Principles of Modern Housing and Urban Planning in the Works of the Architect Jozef Marek Cover Image

Princípy moderného bývania a urbanizmu v diele architekta Josefa Mareka
Principles of Modern Housing and Urban Planning in the Works of the Architect Jozef Marek

Author(s): Katarína Haberlandová
Subject(s): History, Cultural history, Architecture, Rural and urban sociology, 19th Century, Interwar Period (1920 - 1939)
Published by: Historický ústav SAV
Keywords: Czech architects in Slovakia;architect Josef Marek;inter-war modernism in Slovakia
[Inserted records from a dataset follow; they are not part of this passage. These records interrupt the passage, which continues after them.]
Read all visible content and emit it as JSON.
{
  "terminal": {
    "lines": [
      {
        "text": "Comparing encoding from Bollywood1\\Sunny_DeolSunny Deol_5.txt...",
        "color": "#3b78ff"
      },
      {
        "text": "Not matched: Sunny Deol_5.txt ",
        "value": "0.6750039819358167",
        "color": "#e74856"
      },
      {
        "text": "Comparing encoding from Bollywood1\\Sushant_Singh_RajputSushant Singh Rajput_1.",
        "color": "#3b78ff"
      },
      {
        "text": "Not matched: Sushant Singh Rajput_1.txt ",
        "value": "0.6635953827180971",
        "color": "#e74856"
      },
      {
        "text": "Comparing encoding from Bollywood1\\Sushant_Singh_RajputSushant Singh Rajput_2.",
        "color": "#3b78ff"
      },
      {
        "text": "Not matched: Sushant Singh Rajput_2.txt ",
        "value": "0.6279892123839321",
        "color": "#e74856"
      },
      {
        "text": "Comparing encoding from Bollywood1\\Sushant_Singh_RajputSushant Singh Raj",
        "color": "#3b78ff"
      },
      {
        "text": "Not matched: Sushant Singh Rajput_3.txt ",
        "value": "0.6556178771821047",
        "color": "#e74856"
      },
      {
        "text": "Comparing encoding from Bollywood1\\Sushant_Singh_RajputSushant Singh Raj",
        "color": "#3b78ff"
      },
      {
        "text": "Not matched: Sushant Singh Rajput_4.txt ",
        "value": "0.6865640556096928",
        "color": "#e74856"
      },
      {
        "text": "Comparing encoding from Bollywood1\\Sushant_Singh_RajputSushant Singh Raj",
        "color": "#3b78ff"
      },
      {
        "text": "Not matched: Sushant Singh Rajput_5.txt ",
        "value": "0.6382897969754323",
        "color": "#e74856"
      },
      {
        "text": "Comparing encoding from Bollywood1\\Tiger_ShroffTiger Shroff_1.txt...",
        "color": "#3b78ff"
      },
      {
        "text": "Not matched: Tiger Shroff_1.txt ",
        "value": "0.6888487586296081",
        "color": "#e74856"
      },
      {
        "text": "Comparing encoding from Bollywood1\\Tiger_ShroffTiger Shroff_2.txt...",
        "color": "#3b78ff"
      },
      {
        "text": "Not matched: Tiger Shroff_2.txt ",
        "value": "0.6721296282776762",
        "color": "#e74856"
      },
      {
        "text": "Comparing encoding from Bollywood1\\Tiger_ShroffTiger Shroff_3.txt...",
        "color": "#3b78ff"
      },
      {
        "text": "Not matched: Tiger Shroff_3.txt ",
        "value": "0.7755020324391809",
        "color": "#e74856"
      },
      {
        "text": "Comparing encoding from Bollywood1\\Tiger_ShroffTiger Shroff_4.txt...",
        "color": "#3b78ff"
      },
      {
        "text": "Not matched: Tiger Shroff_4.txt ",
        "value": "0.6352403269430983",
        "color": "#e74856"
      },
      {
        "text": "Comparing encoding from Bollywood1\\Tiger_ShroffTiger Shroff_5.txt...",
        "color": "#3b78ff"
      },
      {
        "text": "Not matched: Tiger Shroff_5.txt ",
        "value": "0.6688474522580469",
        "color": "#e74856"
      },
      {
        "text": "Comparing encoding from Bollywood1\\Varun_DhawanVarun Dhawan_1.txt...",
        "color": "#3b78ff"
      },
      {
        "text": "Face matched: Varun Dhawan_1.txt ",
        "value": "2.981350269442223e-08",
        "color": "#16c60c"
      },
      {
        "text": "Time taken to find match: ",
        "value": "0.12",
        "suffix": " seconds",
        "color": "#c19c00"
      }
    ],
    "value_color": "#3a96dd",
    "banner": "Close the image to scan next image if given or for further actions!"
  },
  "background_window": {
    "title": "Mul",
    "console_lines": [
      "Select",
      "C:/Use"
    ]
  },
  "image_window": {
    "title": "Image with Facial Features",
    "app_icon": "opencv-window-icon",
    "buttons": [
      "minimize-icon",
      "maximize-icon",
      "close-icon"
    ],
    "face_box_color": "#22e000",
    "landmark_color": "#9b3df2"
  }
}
Summary/Abstract: Josef Marek was an architect of Czech origin who arrived in Slovakia in 1919 along with his colleagues – young architects who had studied in Prague. He began his professional activity in Bratislava in the newly established democratic state – the Czechoslovak Republic. At that time, architectural designs as well as the construction industry in Slovakia were not at the same level as in Bohemia. There was no independent school of architecture that could establish a national tradition. Therefore, Czech architects faced many problems – from enforcing new regulatory plans for Slovak towns to the application of a national architectural style. This eventually appeared in the work of Czech architects for only a short period of time during the first half of the 1920s. Josef Marek, a student of Jan Kotěra – the founder of modern architecture in Bohemia, was part of this complicated process and created a number of major works, including regulatory plans for several Slovak towns, the capital city, Bratislava, and Petržalka in Bratislava. Housing as well as city and municipal construction were the two areas he focussed on the most. After all, his apartment building Avion is one of the most significant buildings of the 1930s in Slovakia. The railway employee accommodation in Nové Mesto nad Váhom, on the other hand, is a typical example of employee housing where he was inspired by the work of his teachers – not only Jan Kotěra but also by the architecture of Dušan Jurkovič. Marek's work is thus an integral part of the interwar history of architecture in Slovakia.

  • Issue Year: 10/2016
  • Issue No: 2
  • Page Range: 35-47
  • Page Count: 13
  • Language: Slovak